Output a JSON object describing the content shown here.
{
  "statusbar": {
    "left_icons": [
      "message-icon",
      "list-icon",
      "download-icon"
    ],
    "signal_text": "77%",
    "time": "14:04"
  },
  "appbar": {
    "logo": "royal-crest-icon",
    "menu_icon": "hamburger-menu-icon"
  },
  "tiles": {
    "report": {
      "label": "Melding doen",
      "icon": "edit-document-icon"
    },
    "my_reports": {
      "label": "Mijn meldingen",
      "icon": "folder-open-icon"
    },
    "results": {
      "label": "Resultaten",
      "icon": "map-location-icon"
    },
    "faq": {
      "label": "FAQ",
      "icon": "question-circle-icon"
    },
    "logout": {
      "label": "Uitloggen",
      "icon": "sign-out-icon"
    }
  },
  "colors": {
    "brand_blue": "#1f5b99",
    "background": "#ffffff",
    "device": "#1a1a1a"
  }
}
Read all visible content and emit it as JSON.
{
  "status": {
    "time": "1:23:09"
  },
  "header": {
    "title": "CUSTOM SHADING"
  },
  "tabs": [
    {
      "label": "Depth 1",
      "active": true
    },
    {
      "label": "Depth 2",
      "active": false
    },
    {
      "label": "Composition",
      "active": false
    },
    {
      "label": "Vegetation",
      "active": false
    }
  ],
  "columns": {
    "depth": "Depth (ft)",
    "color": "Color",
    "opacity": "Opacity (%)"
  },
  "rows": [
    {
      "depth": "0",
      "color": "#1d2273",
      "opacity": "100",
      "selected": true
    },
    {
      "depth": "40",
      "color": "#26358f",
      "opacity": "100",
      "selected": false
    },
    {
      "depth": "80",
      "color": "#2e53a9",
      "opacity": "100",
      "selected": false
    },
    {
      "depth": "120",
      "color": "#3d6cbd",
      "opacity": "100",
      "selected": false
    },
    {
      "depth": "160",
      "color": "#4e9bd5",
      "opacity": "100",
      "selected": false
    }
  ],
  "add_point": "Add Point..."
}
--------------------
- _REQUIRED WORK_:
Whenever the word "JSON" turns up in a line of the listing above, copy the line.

- _FINAL ANSWER_:
Output a JSON object describing the content shown here.
Read all visible content and emit it as JSON.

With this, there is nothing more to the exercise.